ASSIGNMENT ▸ The answer must be every line from the listing that holds the string "content".
^^^^
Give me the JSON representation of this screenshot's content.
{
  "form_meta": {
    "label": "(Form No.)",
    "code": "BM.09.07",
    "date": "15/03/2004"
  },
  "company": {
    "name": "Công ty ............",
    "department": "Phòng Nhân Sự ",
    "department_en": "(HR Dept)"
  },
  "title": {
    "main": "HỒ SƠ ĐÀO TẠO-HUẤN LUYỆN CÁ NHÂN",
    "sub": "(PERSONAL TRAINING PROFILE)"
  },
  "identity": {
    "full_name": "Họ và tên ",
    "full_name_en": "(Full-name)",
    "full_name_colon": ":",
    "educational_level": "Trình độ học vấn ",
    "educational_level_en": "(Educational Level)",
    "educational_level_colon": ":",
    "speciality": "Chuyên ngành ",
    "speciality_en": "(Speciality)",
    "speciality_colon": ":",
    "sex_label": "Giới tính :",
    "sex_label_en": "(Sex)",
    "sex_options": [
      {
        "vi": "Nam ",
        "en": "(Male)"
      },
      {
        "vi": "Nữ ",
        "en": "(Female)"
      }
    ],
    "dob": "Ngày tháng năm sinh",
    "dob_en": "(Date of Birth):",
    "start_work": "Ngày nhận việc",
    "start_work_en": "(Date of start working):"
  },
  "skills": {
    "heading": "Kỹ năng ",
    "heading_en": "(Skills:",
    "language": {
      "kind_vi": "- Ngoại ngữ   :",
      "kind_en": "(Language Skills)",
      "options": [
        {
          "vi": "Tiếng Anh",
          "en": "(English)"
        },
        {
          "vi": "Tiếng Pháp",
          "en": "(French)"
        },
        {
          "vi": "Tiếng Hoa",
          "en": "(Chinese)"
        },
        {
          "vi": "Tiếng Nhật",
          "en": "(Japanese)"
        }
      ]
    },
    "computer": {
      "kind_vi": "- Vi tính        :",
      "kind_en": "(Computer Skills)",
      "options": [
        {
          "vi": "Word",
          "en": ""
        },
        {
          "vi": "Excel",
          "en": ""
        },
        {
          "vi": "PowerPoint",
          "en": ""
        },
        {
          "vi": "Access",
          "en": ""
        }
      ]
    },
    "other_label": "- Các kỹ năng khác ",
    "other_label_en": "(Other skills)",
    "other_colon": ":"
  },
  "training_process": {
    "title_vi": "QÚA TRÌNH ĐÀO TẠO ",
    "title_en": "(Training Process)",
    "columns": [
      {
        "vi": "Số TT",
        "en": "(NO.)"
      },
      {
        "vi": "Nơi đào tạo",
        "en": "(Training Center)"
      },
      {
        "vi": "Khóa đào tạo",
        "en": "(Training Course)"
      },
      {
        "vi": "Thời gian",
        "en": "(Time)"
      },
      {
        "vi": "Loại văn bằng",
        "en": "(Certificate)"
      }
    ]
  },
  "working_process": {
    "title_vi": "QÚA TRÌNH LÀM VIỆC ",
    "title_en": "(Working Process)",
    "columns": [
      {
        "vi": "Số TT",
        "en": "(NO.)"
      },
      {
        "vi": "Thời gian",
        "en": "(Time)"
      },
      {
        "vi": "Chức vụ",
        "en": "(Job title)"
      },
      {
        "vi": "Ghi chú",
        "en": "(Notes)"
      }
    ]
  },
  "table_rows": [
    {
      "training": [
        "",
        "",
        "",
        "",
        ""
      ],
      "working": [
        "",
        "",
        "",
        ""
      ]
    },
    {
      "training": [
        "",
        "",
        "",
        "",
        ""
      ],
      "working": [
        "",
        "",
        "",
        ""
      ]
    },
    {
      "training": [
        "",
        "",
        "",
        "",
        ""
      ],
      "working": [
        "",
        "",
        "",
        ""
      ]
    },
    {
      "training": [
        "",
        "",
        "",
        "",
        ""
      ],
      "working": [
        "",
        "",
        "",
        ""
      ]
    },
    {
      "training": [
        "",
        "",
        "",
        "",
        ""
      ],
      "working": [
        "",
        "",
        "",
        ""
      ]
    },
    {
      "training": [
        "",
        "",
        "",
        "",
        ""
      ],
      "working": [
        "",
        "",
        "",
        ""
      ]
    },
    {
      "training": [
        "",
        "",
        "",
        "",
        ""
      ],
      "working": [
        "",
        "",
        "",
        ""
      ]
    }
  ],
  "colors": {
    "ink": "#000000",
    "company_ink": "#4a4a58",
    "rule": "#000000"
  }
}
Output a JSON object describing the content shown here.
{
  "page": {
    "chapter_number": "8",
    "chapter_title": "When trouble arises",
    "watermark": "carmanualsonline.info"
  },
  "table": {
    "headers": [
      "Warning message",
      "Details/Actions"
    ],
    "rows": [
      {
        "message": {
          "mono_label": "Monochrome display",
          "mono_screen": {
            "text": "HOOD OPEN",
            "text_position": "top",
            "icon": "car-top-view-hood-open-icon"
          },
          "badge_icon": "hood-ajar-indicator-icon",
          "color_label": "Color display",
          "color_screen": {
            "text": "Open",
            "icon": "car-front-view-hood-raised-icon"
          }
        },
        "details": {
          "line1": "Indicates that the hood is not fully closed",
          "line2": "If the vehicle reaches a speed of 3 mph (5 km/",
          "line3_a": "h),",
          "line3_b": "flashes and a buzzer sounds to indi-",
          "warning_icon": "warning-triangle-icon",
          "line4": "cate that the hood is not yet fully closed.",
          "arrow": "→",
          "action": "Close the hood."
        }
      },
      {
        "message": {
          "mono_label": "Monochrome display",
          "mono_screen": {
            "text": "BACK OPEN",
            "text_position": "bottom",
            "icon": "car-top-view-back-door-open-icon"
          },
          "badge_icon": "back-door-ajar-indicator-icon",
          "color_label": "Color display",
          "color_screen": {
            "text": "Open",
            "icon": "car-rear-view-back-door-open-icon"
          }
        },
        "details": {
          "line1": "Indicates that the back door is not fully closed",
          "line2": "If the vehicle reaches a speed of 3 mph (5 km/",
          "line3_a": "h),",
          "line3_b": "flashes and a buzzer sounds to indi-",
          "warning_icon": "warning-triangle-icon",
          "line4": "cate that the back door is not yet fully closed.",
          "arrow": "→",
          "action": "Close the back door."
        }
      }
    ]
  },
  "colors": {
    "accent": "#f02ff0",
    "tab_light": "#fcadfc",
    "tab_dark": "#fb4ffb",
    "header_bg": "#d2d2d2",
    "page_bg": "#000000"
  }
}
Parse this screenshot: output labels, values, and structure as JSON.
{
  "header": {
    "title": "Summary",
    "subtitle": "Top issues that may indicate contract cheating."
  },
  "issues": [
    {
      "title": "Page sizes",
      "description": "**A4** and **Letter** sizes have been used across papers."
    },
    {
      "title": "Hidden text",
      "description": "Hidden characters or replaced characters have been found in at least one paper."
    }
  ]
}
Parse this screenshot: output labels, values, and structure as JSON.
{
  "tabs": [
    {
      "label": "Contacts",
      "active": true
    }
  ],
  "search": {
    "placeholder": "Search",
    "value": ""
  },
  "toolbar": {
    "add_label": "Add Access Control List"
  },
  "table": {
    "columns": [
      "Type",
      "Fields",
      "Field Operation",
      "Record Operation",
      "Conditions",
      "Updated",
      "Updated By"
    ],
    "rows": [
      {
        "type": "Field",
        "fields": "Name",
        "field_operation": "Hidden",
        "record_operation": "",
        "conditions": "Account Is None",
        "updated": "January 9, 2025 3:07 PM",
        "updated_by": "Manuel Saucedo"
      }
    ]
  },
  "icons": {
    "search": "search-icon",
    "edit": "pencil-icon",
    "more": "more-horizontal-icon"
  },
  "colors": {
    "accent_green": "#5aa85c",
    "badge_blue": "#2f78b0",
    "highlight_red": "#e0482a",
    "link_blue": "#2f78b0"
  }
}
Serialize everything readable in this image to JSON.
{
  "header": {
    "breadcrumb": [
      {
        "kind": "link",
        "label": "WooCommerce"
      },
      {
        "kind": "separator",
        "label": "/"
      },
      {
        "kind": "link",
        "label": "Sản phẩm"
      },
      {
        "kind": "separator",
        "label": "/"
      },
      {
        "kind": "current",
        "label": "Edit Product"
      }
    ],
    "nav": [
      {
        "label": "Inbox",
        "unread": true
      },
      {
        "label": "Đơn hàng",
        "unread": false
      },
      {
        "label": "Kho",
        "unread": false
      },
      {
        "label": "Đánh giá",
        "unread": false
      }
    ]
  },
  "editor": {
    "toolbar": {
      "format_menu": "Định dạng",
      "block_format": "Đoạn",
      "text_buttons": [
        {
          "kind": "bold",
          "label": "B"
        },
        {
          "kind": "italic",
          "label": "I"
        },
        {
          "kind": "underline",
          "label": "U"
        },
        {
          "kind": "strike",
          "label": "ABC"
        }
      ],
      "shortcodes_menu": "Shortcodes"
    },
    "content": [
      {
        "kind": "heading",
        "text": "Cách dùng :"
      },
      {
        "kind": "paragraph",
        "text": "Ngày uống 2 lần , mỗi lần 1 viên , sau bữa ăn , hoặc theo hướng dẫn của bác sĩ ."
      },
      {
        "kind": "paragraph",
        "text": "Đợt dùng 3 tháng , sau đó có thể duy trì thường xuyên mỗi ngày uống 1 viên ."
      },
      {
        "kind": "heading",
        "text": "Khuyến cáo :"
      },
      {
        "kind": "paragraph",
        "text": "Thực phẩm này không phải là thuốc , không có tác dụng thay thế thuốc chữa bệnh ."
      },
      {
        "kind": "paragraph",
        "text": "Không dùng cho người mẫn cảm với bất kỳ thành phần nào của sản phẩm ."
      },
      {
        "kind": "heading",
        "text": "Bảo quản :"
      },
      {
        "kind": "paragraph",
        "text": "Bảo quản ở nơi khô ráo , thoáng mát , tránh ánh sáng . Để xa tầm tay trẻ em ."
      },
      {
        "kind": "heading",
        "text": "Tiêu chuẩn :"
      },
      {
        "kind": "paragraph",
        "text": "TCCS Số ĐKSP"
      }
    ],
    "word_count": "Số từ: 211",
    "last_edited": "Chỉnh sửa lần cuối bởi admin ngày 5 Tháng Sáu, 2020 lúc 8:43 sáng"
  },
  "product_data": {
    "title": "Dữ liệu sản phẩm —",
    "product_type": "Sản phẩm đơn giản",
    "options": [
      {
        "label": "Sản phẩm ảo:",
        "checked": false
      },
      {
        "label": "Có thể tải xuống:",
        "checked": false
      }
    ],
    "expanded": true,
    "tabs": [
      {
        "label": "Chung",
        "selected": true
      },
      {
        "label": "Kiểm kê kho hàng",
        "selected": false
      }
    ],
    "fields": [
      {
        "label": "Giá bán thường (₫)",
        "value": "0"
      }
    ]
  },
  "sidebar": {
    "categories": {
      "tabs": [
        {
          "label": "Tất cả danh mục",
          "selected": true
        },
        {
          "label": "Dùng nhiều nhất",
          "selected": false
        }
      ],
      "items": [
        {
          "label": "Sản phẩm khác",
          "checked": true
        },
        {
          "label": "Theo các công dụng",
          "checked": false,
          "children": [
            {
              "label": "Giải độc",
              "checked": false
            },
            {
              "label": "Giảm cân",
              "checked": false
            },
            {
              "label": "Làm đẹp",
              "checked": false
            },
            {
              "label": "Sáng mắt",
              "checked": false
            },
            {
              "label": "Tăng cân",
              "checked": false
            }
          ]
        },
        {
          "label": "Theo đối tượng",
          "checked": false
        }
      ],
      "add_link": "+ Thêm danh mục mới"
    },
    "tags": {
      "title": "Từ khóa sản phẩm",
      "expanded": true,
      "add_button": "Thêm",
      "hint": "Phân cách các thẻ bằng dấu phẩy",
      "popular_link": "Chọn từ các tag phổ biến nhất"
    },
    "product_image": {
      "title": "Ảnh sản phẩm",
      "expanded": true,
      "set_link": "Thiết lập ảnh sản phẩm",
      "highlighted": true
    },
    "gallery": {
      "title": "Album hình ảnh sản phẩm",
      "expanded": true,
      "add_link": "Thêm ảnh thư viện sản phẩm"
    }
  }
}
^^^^
WRITTEN SOLUTION ▸
Give me the JSON representation of this screenshot's content.
Output a JSON object describing the content shown here.
    "content": [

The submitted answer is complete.